The Lord Redeems His Covenant Children
Alma 1 -- Alma 44
Alma 32:8 I Beheld That Ye Are Lowly in Heart:
Professor Sami Hanna, a Semitic language expert, has pointed out that there are some basic characteristics of the Semitic family of languages. Taken in context, these characteristics reveal Joseph Smith to be as he purported--a translator, not an author, of the Book of Mormon. . . . One of these characteristics concerns idioms. An idiom is an expression of thought that is peculiar to a given culture. Several Indo-European idioms are : "Kick the bucket," "Hit the hay," "Get the show on the road." Perhaps the most recognizable Semitic characteristic in the translated Book of Mormon is the popular use of Semitic idioms. In Alma 32:8, the phrase "lowly in heart" is a Semitic idiom. Joseph could have simply written "humble." [Brenton G. Yorgason, Little Known Evidences of the Book of Mormon, pp. 35-36]
Alma 32:21 If Ye Have Faith Ye Hope for Things Which Are Not Seen, Which Are True:
According to John Tvedtnes, one of the clearest and most precise definitions of faith is the one given in the Book of Mormon by Alma: "If ye have faith ye hope for things which are not seen, which are true" (Alma 32:21). To gain a full appreciation of this definition, we must understand that the Hebrew words for faith and truth are related, both coming from the root *MN. Hebrew emunah means "belief" or "faith," while emet means "truth." Both are related to yamin, "right hand," and to amen, "established," the word with which prayers are ended.
Joseph Smith is said to have indicated that the name Ahman was the title of God the Father (see 2 Nephi 4:35), while Jesus is called "Son Ahman." Old Testament prayers end simply with the word Amen (= confirmed, true), and hence in the name (title) of Jesus Christ.
In Mosiah 27:36, the knowledge of the truth is equated with the knowledge of Christ.
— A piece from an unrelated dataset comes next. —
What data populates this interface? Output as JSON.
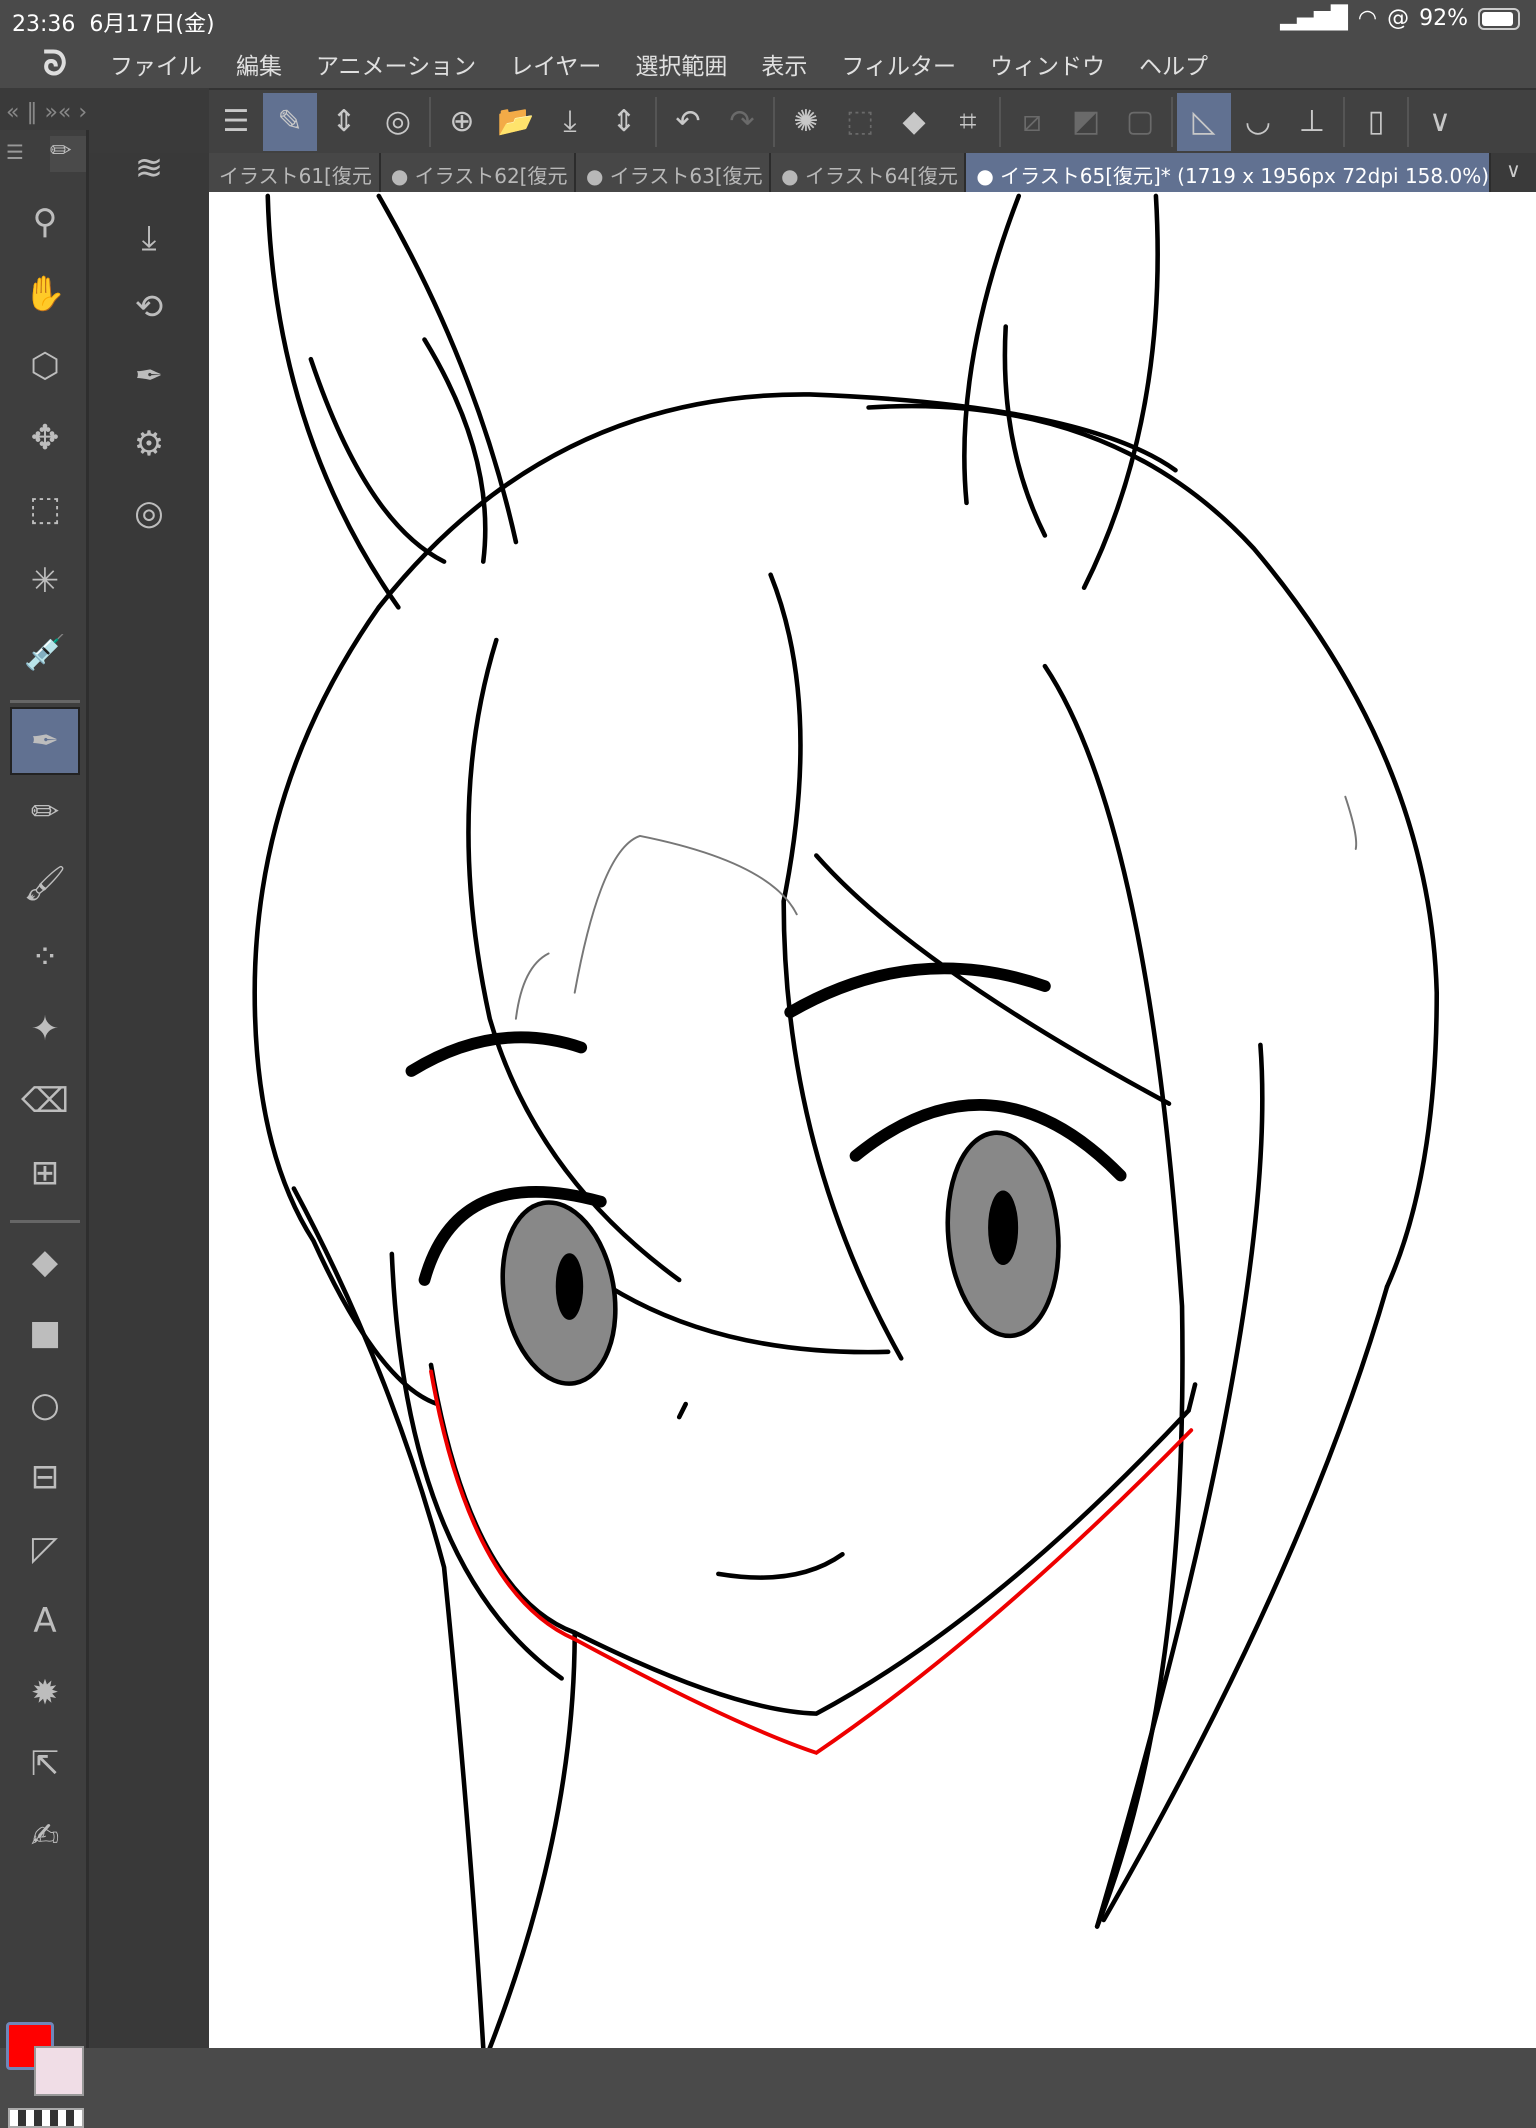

Mormon writes concerning the missionary efforts of Alma the Younger and the four sons of Mosiah: "And thus they were instruments in the hands of God in bringing many to the knowledge of the truth, yea, to the knowledge of their Redeemer." [John Tvedtnes, "Faith and Truth," in Journal of Book of Mormon Studies, Vol. 3, No. 2, Fall 1994 Fall, pp. 114-115] [See the commentary on 2 Nephi 33:6; Alma 30:15; Ether 12:6]
Alma 32:42 White above All That Is White:
According to Brant Gardner, the imagery which Alma uses-- "ye shall pluck the fruit thereof, which is most precious, which is sweet above all that is sweet, and which is white above all that is white" (Alma 32:42)--is a clear reference to the Tree of Life in Lehi's (and Nephi's) dream (1 Nephi 8:11 for the description of the fruit including its whiteness). We must suppose that even though we do not see much of that story in the Book of Mormon, it was nevertheless well known such that Alma could make this reference assuming that his audience would understand the reference to the white fruit. Even though the Zoramites were apostates from the Nephite gospel, they must have been participants in the general cultural worldview, and somewhere in that culture or the religion they abandoned, the Tree of life as understood by Lehi must have been taught. Alma doesn't explain it, he absolutely expects that the imagery will be understood. [Brant Gardner, Book of Mormon Commentary, http://www.highfiber.com/~nahualli/LDStopics/Alma/Alma32.htm, p. 26]